(Dataset entries begins)
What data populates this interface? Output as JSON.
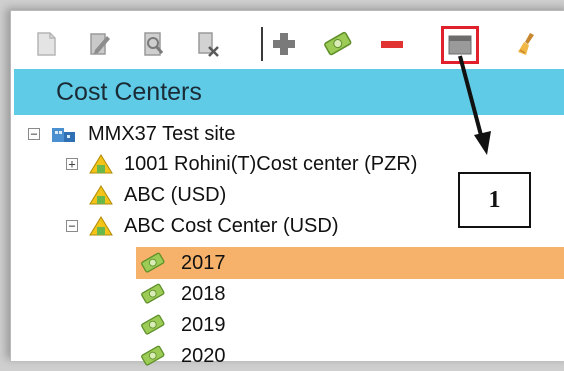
{
  "header": {
    "title": "Cost Centers"
  },
  "toolbar": {
    "buttons": [
      {
        "name": "new-icon",
        "color": "#c8c8c8"
      },
      {
        "name": "edit-icon",
        "color": "#9a9a9a"
      },
      {
        "name": "view-icon",
        "color": "#9a9a9a"
      },
      {
        "name": "delete-document-icon",
        "color": "#9a9a9a"
      },
      {
        "name": "add-icon",
        "color": "#777777"
      },
      {
        "name": "money-icon",
        "color": "#8fc04a"
      },
      {
        "name": "remove-icon",
        "color": "#e23333"
      },
      {
        "name": "calendar-window-icon",
        "color": "#8a8a8a",
        "highlighted": true
      },
      {
        "name": "clean-brush-icon",
        "color": "#e0a030"
      }
    ]
  },
  "tree": {
    "root": {
      "label": "MMX37 Test site",
      "expander": "−"
    },
    "items": [
      {
        "label": "1001 Rohini(T)Cost center (PZR)",
        "expander": "+"
      },
      {
        "label": "ABC (USD)"
      },
      {
        "label": "ABC Cost Center (USD)",
        "expander": "−"
      }
    ],
    "years": [
      {
        "label": "2017",
        "selected": true
      },
      {
        "label": "2018"
      },
      {
        "label": "2019"
      },
      {
        "label": "2020"
      }
    ]
  },
  "annotation": {
    "label": "1"
  },
  "colors": {
    "header": "#5fcbe6",
    "selection": "#f6b26b",
    "highlight": "#e0202a"
  }
}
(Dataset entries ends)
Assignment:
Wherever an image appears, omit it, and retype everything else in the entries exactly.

Your response:
What data populates this interface? Output as JSON.
{
  "header": {
    "title": "Cost Centers"
  },
  "toolbar": {
    "buttons": [
      {
        "name": "new-icon",
        "color": "#c8c8c8"
      },
      {
        "name": "edit-icon",
        "color": "#9a9a9a"
      },
      {
        "name": "view-icon",
        "color": "#9a9a9a"
      },
      {
        "name": "delete-document-icon",
        "color": "#9a9a9a"
      },
      {
        "name": "add-icon",
        "color": "#777777"
      },
      {
        "name": "money-icon",
        "color": "#8fc04a"
      },
      {
        "name": "remove-icon",
        "color": "#e23333"
      },
      {
        "name": "calendar-window-icon",
        "color": "#8a8a8a",
        "highlighted": true
      },
      {
        "name": "clean-brush-icon",
        "color": "#e0a030"
      }
    ]
  },
  "tree": {
    "root": {
      "label": "MMX37 Test site",
      "expander": "−"
    },
    "items": [
      {
        "label": "1001 Rohini(T)Cost center (PZR)",
        "expander": "+"
      },
      {
        "label": "ABC (USD)"
      },
      {
        "label": "ABC Cost Center (USD)",
        "expander": "−"
      }
    ],
    "years": [
      {
        "label": "2017",
        "selected": true
      },
      {
        "label": "2018"
      },
      {
        "label": "2019"
      },
      {
        "label": "2020"
      }
    ]
  },
  "annotation": {
    "label": "1"
  },
  "colors": {
    "header": "#5fcbe6",
    "selection": "#f6b26b",
    "highlight": "#e0202a"
  }
}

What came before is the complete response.